### Prompt:
State how many lines in the listing below include the string "brush". The answer is the number alone.

### Material provided:
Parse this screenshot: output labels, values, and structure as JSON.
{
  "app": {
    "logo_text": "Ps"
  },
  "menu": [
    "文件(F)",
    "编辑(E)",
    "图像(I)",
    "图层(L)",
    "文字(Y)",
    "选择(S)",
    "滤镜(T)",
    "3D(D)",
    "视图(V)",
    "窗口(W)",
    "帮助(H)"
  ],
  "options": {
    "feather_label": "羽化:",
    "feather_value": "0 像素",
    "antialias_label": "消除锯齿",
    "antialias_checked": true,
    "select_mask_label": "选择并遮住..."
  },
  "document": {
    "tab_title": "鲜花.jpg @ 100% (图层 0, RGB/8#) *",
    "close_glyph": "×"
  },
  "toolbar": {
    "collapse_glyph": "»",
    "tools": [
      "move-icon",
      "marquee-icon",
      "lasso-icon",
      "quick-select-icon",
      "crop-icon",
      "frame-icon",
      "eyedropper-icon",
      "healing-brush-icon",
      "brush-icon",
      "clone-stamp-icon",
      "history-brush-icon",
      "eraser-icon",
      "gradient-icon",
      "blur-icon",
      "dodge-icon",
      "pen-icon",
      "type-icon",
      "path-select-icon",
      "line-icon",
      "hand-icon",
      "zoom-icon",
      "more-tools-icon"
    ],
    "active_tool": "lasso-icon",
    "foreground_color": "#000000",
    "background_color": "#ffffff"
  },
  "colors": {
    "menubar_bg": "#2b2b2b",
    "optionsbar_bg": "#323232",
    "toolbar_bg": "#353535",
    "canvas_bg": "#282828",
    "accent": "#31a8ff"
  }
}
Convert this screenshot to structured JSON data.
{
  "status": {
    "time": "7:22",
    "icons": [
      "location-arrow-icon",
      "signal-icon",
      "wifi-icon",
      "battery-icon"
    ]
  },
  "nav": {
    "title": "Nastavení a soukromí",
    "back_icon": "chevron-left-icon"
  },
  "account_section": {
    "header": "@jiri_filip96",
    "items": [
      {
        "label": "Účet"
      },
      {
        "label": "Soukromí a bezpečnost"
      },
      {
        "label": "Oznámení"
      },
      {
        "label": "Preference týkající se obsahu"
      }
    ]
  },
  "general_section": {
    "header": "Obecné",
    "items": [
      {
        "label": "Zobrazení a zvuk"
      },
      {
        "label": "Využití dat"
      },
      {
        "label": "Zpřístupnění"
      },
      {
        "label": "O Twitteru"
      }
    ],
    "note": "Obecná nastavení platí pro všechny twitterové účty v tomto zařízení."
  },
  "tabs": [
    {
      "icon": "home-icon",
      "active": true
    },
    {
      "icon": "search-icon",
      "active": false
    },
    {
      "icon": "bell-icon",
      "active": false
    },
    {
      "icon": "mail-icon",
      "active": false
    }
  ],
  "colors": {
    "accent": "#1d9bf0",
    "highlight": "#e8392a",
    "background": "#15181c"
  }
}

### Result of the task:
3